On the weekend of Oct. 3 and 4, 2015, Shantz Mennonite Church congregation celebrated its 175th anniversary.
Church members recalled how, in the late 1830s, Mennonite families began to settle along what eventually became Erb’s Road in Wilmot Township, west of Waterloo. By 1840, a congregation formed there at the corner of Erb’s and Sandhills roads. A stone building was built and used until 1929, when it was replaced by a brick edifice. In 1956, that building lost its roof to a tornado! Additions on the south and east sides added needed Sunday school, office and foyer space, and an accessibility lift was built.
On the evening of Oct. 3, historical displays, visiting, a full-course dinner catered by a local restaurant, and a music program bridging many years of the congregation’s history took place. Congregational singing from Life Songs I and II books, the red Mennonite Hymnal, Sing and Rejoice, the blue Hymnal: A Worship Book, and Sing the Story and Sing the Journey was interspersed with a men’s quartet of late-teen singers, fiddle and flute players, and an anniversary choir singing the song “A Wonderful Place to Be” written by conductor Rick Martin.
When Pastor Don Penner, congregational chair Brent Pavey, and elder Bob Good talked about the congregation, worship and music were high on their list of strengths in the present tense.
The leaders spoke about the multi-million-dollar bequest from Harold and Enid Schmidt, noting that the interest from the bequest is being dispersed to various local, national and international groups. A committee checks to see if each request fits congregationally-agreed-upon qualifications and then passes the whole list to the congregation to prioritize. In the last round, 19 organizations had petitioned for funds.
The congregation of 125 average attendance currently has 10 children in Sunday school and about 15 youth. Care packages are sent yearly to students in college and university to remind them of the love and care of their spiritual family.
Penner, who has been at Shantz for three years, spoke of the spirit of trust and unity in the congregation at this point.
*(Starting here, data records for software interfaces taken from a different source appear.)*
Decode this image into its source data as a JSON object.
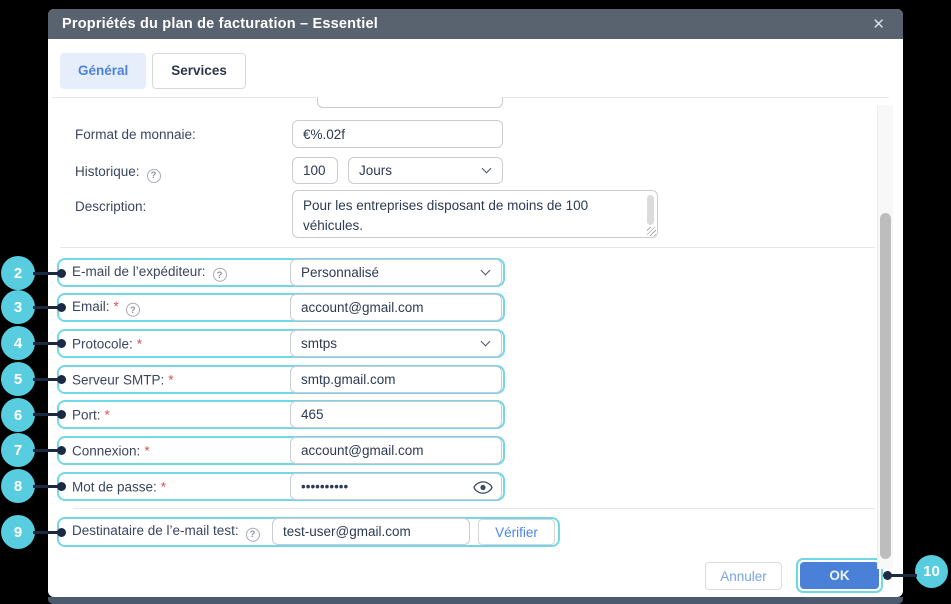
{
  "window": {
    "title": "Propriétés du plan de facturation – Essentiel"
  },
  "icons": {
    "close": "✕",
    "help": "?",
    "required": "*"
  },
  "tabs": {
    "general": "Général",
    "services": "Services"
  },
  "general_fields": {
    "currency_label": "Format de monnaie:",
    "currency_value": "€%.02f",
    "history_label": "Historique:",
    "history_value": "100",
    "history_unit": "Jours",
    "description_label": "Description:",
    "description_value": "Pour les entreprises disposant de moins de 100 véhicules."
  },
  "rows": [
    {
      "callout": "2",
      "label": "E-mail de l’expéditeur:",
      "value": "Personnalisé"
    },
    {
      "callout": "3",
      "label": "Email:",
      "value": "account@gmail.com"
    },
    {
      "callout": "4",
      "label": "Protocole:",
      "value": "smtps"
    },
    {
      "callout": "5",
      "label": "Serveur SMTP:",
      "value": "smtp.gmail.com"
    },
    {
      "callout": "6",
      "label": "Port:",
      "value": "465"
    },
    {
      "callout": "7",
      "label": "Connexion:",
      "value": "account@gmail.com"
    },
    {
      "callout": "8",
      "label": "Mot de passe:",
      "value": "••••••••••"
    },
    {
      "callout": "9",
      "label": "Destinataire de l’e-mail test:",
      "value": "test-user@gmail.com",
      "button": "Vérifier"
    }
  ],
  "footer": {
    "cancel": "Annuler",
    "ok": "OK",
    "ok_callout": "10"
  },
  "colors": {
    "accent_cyan": "#57cddf",
    "primary_blue": "#4a80d8",
    "header": "#59626f",
    "required_red": "#d9534f"
  }
}
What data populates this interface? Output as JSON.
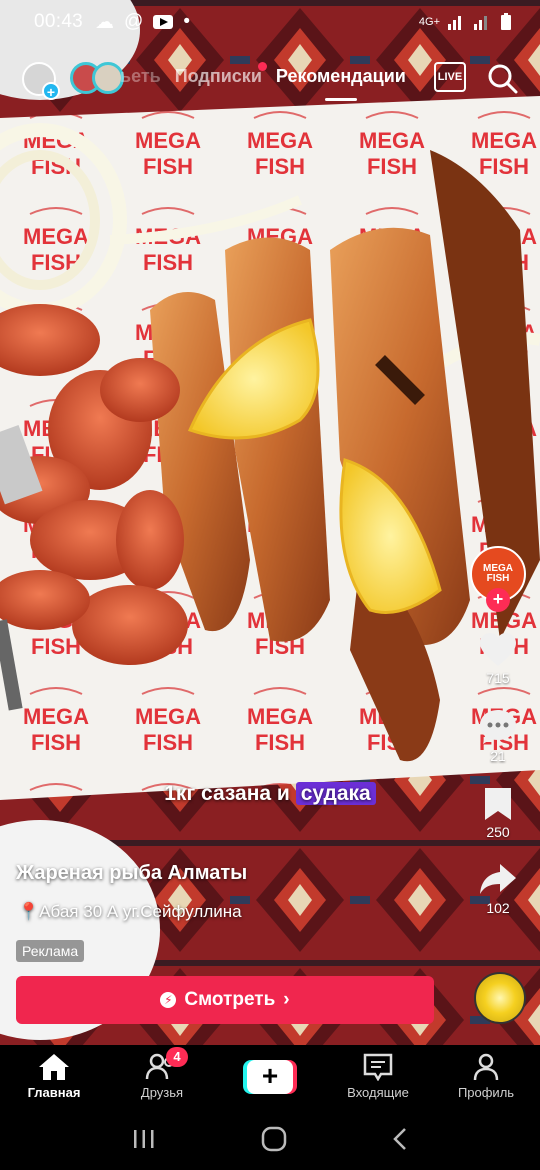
{
  "status_bar": {
    "time": "00:43",
    "network": "4G+"
  },
  "top_tabs": {
    "partial_tab": "ьеть",
    "following": "Подписки",
    "for_you": "Рекомендации",
    "live": "LIVE"
  },
  "video": {
    "brand_text_line1": "MEGA",
    "brand_text_line2": "FISH",
    "overlay_caption_plain": "1кг сазана и",
    "overlay_caption_highlight": "судака",
    "colors": {
      "highlight": "#6b2fd6",
      "cta": "#f0264e",
      "accent_red": "#fe2c55"
    }
  },
  "post": {
    "author": "Жареная рыба Алматы",
    "location": "Абая 30 А уг.Сейфуллина",
    "ad_label": "Реклама",
    "cta_label": "Смотреть"
  },
  "actions": {
    "creator_logo_line1": "MEGA",
    "creator_logo_line2": "FISH",
    "likes": "715",
    "comments": "21",
    "saves": "250",
    "shares": "102"
  },
  "bottom_nav": {
    "home": "Главная",
    "friends": "Друзья",
    "friends_badge": "4",
    "create": "+",
    "inbox": "Входящие",
    "profile": "Профиль"
  }
}
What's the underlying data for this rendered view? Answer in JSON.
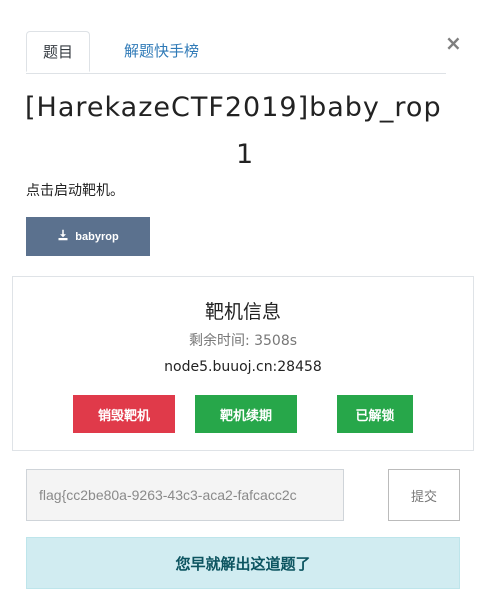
{
  "tabs": {
    "challenge_label": "题目",
    "leaderboard_label": "解题快手榜"
  },
  "title": {
    "line1": "[HarekazeCTF2019]baby_rop",
    "line2": "1"
  },
  "hint": "点击启动靶机。",
  "download_button": {
    "label": "babyrop"
  },
  "target_panel": {
    "title": "靶机信息",
    "time_left": "剩余时间: 3508s",
    "host": "node5.buuoj.cn:28458",
    "destroy_label": "销毁靶机",
    "renew_label": "靶机续期",
    "solved_label": "已解锁"
  },
  "flag": {
    "value": "flag{cc2be80a-9263-43c3-aca2-fafcacc2c",
    "submit_label": "提交"
  },
  "status_message": "您早就解出这道题了",
  "colors": {
    "danger": "#e03a4a",
    "success": "#27a74a",
    "download": "#5b718e",
    "alert_bg": "#d1ecf1",
    "alert_text": "#0c5460"
  }
}
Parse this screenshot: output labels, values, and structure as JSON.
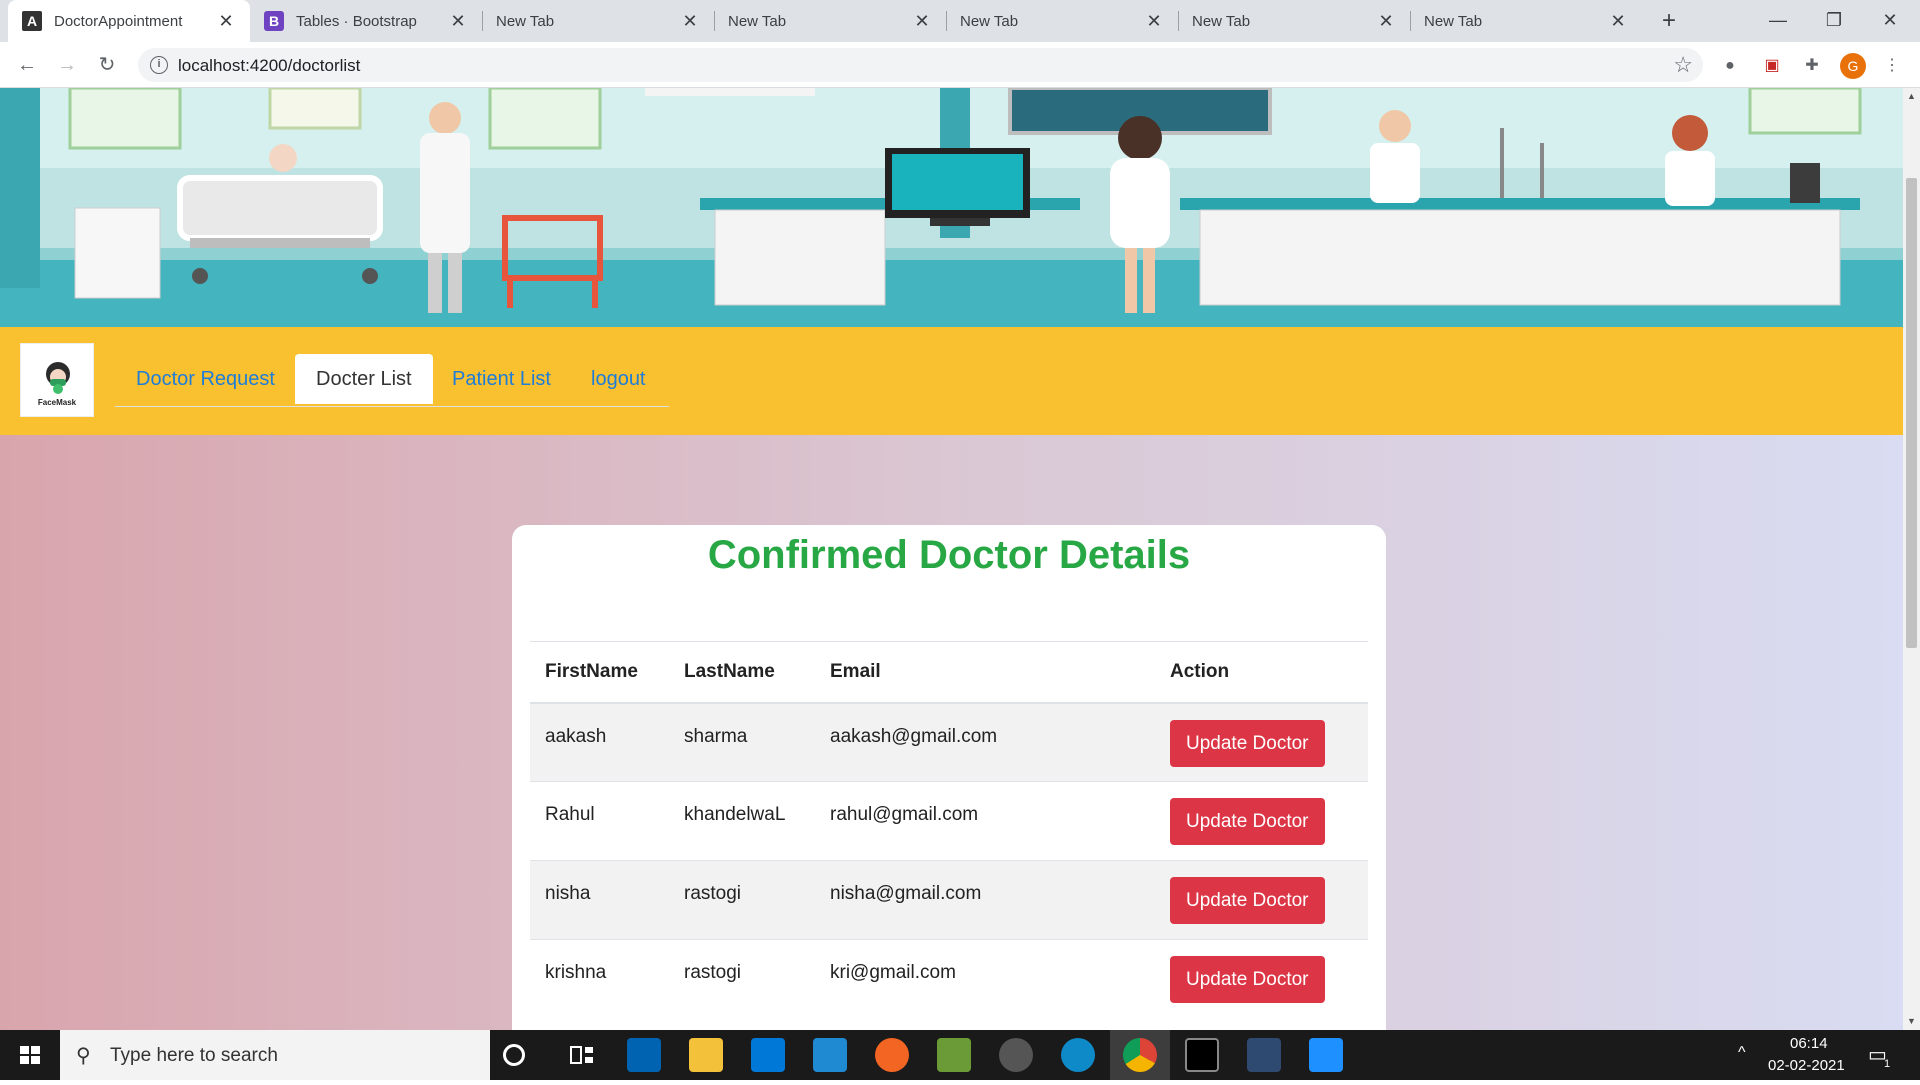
{
  "browser": {
    "tabs": [
      {
        "title": "DoctorAppointment",
        "favicon": "angular-icon",
        "active": true
      },
      {
        "title": "Tables · Bootstrap",
        "favicon": "bootstrap-icon",
        "active": false
      },
      {
        "title": "New Tab",
        "favicon": "",
        "active": false
      },
      {
        "title": "New Tab",
        "favicon": "",
        "active": false
      },
      {
        "title": "New Tab",
        "favicon": "",
        "active": false
      },
      {
        "title": "New Tab",
        "favicon": "",
        "active": false
      },
      {
        "title": "New Tab",
        "favicon": "",
        "active": false
      }
    ],
    "url": "localhost:4200/doctorlist",
    "profile_initial": "G"
  },
  "app": {
    "logo_caption": "FaceMask",
    "nav": [
      {
        "label": "Doctor Request",
        "active": false
      },
      {
        "label": "Docter List",
        "active": true
      },
      {
        "label": "Patient List",
        "active": false
      },
      {
        "label": "logout",
        "active": false
      }
    ],
    "card_title": "Confirmed Doctor Details",
    "table": {
      "headers": [
        "FirstName",
        "LastName",
        "Email",
        "Action"
      ],
      "rows": [
        {
          "first": "aakash",
          "last": "sharma",
          "email": "aakash@gmail.com",
          "action": "Update Doctor"
        },
        {
          "first": "Rahul",
          "last": "khandelwaL",
          "email": "rahul@gmail.com",
          "action": "Update Doctor"
        },
        {
          "first": "nisha",
          "last": "rastogi",
          "email": "nisha@gmail.com",
          "action": "Update Doctor"
        },
        {
          "first": "krishna",
          "last": "rastogi",
          "email": "kri@gmail.com",
          "action": "Update Doctor"
        }
      ]
    }
  },
  "taskbar": {
    "search_placeholder": "Type here to search",
    "time": "06:14",
    "date": "02-02-2021",
    "notification_count": "1"
  },
  "colors": {
    "nav_yellow": "#f9c02f",
    "title_green": "#28a745",
    "button_red": "#dc3545",
    "link_blue": "#1e7dd8"
  }
}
Referencing the story of Jesus and the disciples on the Sea of Galilee, he noted that, although the church may feel like a boat with waves crashing into it in this postmodern shift of theologies and ideologies, the congregation is not alone, because Jesus is with it and awake. Instead of fear, he said there was boldness and hopefulness in the congregation at this point.
Pavey echoed this, saying that the congregation is trying to think missionally, reaching out into the community around it. While the congregation is on a sure footing now, Pavey said it is not able to forecast what the situation will be like in 25 years, when the church turns 200.
As the celebrations were taking place, a decision on whether or not to build anew was in process. The vote was not to be a final decision, but one to guide the committee tasked with thinking about facilities. Thanks to the Schmidt bequest, the congregation has funds to build what it needs to continue reaching out to the rural community around it and into the village of Baden, just four kilometres to the south.